- **DATA SUPPLIED**
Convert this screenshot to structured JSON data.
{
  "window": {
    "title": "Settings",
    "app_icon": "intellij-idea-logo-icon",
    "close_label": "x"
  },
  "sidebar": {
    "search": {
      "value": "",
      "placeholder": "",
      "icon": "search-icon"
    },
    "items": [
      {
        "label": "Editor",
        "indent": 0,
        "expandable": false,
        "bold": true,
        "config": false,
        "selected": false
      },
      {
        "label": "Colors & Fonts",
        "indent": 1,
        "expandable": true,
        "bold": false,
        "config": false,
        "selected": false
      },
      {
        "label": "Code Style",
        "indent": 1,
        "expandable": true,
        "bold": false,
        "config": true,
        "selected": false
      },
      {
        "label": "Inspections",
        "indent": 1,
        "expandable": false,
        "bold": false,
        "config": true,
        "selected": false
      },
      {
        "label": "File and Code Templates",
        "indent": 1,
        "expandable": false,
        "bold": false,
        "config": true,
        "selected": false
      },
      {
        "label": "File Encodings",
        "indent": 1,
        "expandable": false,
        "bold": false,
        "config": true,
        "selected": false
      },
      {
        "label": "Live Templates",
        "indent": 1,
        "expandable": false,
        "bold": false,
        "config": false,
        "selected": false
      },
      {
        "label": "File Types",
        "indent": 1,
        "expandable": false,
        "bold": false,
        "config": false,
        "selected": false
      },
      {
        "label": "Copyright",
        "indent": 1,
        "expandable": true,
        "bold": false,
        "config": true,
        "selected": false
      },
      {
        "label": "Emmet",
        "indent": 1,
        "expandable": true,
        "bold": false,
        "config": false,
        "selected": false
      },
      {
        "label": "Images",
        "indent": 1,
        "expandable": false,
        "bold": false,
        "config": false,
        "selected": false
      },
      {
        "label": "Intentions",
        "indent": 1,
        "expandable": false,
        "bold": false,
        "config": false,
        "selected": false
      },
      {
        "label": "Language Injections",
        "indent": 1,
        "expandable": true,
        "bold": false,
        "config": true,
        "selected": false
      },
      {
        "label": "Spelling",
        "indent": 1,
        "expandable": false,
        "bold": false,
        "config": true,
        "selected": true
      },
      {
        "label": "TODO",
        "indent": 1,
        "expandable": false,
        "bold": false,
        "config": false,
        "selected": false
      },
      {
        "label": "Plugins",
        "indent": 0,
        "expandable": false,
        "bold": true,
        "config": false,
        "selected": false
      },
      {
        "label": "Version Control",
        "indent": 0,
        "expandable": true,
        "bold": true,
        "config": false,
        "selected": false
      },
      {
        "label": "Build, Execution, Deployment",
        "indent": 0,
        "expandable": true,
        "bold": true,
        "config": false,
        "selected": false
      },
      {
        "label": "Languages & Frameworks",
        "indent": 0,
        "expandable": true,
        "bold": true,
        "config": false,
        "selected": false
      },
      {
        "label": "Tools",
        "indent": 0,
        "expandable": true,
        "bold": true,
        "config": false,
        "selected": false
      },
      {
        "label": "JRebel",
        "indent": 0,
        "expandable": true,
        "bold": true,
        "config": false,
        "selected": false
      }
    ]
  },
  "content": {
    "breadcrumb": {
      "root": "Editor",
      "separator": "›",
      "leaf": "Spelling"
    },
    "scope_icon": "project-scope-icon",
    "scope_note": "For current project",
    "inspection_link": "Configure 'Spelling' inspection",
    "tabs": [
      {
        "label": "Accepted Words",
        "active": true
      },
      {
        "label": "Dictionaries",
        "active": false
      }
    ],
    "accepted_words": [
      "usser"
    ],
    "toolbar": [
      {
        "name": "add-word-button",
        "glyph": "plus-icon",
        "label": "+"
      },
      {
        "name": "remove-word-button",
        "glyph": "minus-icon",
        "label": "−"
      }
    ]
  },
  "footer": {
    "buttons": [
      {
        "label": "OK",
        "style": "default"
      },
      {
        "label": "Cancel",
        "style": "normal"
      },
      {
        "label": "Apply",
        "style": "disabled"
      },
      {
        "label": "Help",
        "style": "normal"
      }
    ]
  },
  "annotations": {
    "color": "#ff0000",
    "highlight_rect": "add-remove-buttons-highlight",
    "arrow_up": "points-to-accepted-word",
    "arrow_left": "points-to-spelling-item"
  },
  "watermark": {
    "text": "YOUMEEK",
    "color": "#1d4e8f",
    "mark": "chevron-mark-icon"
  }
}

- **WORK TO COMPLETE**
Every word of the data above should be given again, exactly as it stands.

- **EXPECTED OUTPUT**
Convert this screenshot to structured JSON data.
{
  "window": {
    "title": "Settings",
    "app_icon": "intellij-idea-logo-icon",
    "close_label": "x"
  },
  "sidebar": {
    "search": {
      "value": "",
      "placeholder": "",
      "icon": "search-icon"
    },
    "items": [
      {
        "label": "Editor",
        "indent": 0,
        "expandable": false,
        "bold": true,
        "config": false,
        "selected": false
      },
      {
        "label": "Colors & Fonts",
        "indent": 1,
        "expandable": true,
        "bold": false,
        "config": false,
        "selected": false
      },
      {
        "label": "Code Style",
        "indent": 1,
        "expandable": true,
        "bold": false,
        "config": true,
        "selected": false
      },
      {
        "label": "Inspections",
        "indent": 1,
        "expandable": false,
        "bold": false,
        "config": true,
        "selected": false
      },
      {
        "label": "File and Code Templates",
        "indent": 1,
        "expandable": false,
        "bold": false,
        "config": true,
        "selected": false
      },
      {
        "label": "File Encodings",
        "indent": 1,
        "expandable": false,
        "bold": false,
        "config": true,
        "selected": false
      },
      {
        "label": "Live Templates",
        "indent": 1,
        "expandable": false,
        "bold": false,
        "config": false,
        "selected": false
      },
      {
        "label": "File Types",
        "indent": 1,
        "expandable": false,
        "bold": false,
        "config": false,
        "selected": false
      },
      {
        "label": "Copyright",
        "indent": 1,
        "expandable": true,
        "bold": false,
        "config": true,
        "selected": false
      },
      {
        "label": "Emmet",
        "indent": 1,
        "expandable": true,
        "bold": false,
        "config": false,
        "selected": false
      },
      {
        "label": "Images",
        "indent": 1,
        "expandable": false,
        "bold": false,
        "config": false,
        "selected": false
      },
      {
        "label": "Intentions",
        "indent": 1,
        "expandable": false,
        "bold": false,
        "config": false,
        "selected": false
      },
      {
        "label": "Language Injections",
        "indent": 1,
        "expandable": true,
        "bold": false,
        "config": true,
        "selected": false
      },
      {
        "label": "Spelling",
        "indent": 1,
        "expandable": false,
        "bold": false,
        "config": true,
        "selected": true
      },
      {
        "label": "TODO",
        "indent": 1,
        "expandable": false,
        "bold": false,
        "config": false,
        "selected": false
      },
      {
        "label": "Plugins",
        "indent": 0,
        "expandable": false,
        "bold": true,
        "config": false,
        "selected": false
      },
      {
        "label": "Version Control",
        "indent": 0,
        "expandable": true,
        "bold": true,
        "config": false,
        "selected": false
      },
      {
        "label": "Build, Execution, Deployment",
        "indent": 0,
        "expandable": true,
        "bold": true,
        "config": false,
        "selected": false
      },
      {
        "label": "Languages & Frameworks",
        "indent": 0,
        "expandable": true,
        "bold": true,
        "config": false,
        "selected": false
      },
      {
        "label": "Tools",
        "indent": 0,
        "expandable": true,
        "bold": true,
        "config": false,
        "selected": false
      },
      {
        "label": "JRebel",
        "indent": 0,
        "expandable": true,
        "bold": true,
        "config": false,
        "selected": false
      }
    ]
  },
  "content": {
    "breadcrumb": {
      "root": "Editor",
      "separator": "›",
      "leaf": "Spelling"
    },
    "scope_icon": "project-scope-icon",
    "scope_note": "For current project",
    "inspection_link": "Configure 'Spelling' inspection",
    "tabs": [
      {
        "label": "Accepted Words",
        "active": true
      },
      {
        "label": "Dictionaries",
        "active": false
      }
    ],
    "accepted_words": [
      "usser"
    ],
    "toolbar": [
      {
        "name": "add-word-button",
        "glyph": "plus-icon",
        "label": "+"
      },
      {
        "name": "remove-word-button",
        "glyph": "minus-icon",
        "label": "−"
      }
    ]
  },
  "footer": {
    "buttons": [
      {
        "label": "OK",
        "style": "default"
      },
      {
        "label": "Cancel",
        "style": "normal"
      },
      {
        "label": "Apply",
        "style": "disabled"
      },
      {
        "label": "Help",
        "style": "normal"
      }
    ]
  },
  "annotations": {
    "color": "#ff0000",
    "highlight_rect": "add-remove-buttons-highlight",
    "arrow_up": "points-to-accepted-word",
    "arrow_left": "points-to-spelling-item"
  },
  "watermark": {
    "text": "YOUMEEK",
    "color": "#1d4e8f",
    "mark": "chevron-mark-icon"
  }
}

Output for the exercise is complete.